_Extracted entries_:
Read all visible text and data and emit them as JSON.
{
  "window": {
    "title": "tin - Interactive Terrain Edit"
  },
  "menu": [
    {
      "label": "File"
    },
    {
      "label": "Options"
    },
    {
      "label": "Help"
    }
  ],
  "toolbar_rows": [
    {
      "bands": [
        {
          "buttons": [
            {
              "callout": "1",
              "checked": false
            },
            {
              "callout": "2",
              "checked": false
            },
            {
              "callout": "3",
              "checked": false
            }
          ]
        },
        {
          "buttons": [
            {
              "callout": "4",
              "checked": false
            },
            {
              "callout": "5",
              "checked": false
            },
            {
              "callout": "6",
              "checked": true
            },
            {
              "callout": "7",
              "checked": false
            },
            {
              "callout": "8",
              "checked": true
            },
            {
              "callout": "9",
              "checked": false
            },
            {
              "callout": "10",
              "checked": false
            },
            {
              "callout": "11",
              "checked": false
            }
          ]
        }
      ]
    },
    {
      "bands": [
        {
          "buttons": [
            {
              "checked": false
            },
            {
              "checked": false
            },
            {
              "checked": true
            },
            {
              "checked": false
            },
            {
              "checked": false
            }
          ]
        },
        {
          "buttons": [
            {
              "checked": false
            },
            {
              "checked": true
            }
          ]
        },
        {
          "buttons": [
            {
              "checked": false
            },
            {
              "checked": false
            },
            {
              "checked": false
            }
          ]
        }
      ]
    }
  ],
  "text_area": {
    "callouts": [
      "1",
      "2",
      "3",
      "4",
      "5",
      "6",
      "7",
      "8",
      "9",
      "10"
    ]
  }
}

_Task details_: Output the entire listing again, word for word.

_Answer to the problem_:
Read all visible text and data and emit them as JSON.
{
  "window": {
    "title": "tin - Interactive Terrain Edit"
  },
  "menu": [
    {
      "label": "File"
    },
    {
      "label": "Options"
    },
    {
      "label": "Help"
    }
  ],
  "toolbar_rows": [
    {
      "bands": [
        {
          "buttons": [
            {
              "callout": "1",
              "checked": false
            },
            {
              "callout": "2",
              "checked": false
            },
            {
              "callout": "3",
              "checked": false
            }
          ]
        },
        {
          "buttons": [
            {
              "callout": "4",
              "checked": false
            },
            {
              "callout": "5",
              "checked": false
            },
            {
              "callout": "6",
              "checked": true
            },
            {
              "callout": "7",
              "checked": false
            },
            {
              "callout": "8",
              "checked": true
            },
            {
              "callout": "9",
              "checked": false
            },
            {
              "callout": "10",
              "checked": false
            },
            {
              "callout": "11",
              "checked": false
            }
          ]
        }
      ]
    },
    {
      "bands": [
        {
          "buttons": [
            {
              "checked": false
            },
            {
              "checked": false
            },
            {
              "checked": true
            },
            {
              "checked": false
            },
            {
              "checked": false
            }
          ]
        },
        {
          "buttons": [
            {
              "checked": false
            },
            {
              "checked": true
            }
          ]
        },
        {
          "buttons": [
            {
              "checked": false
            },
            {
              "checked": false
            },
            {
              "checked": false
            }
          ]
        }
      ]
    }
  ],
  "text_area": {
    "callouts": [
      "1",
      "2",
      "3",
      "4",
      "5",
      "6",
      "7",
      "8",
      "9",
      "10"
    ]
  }
}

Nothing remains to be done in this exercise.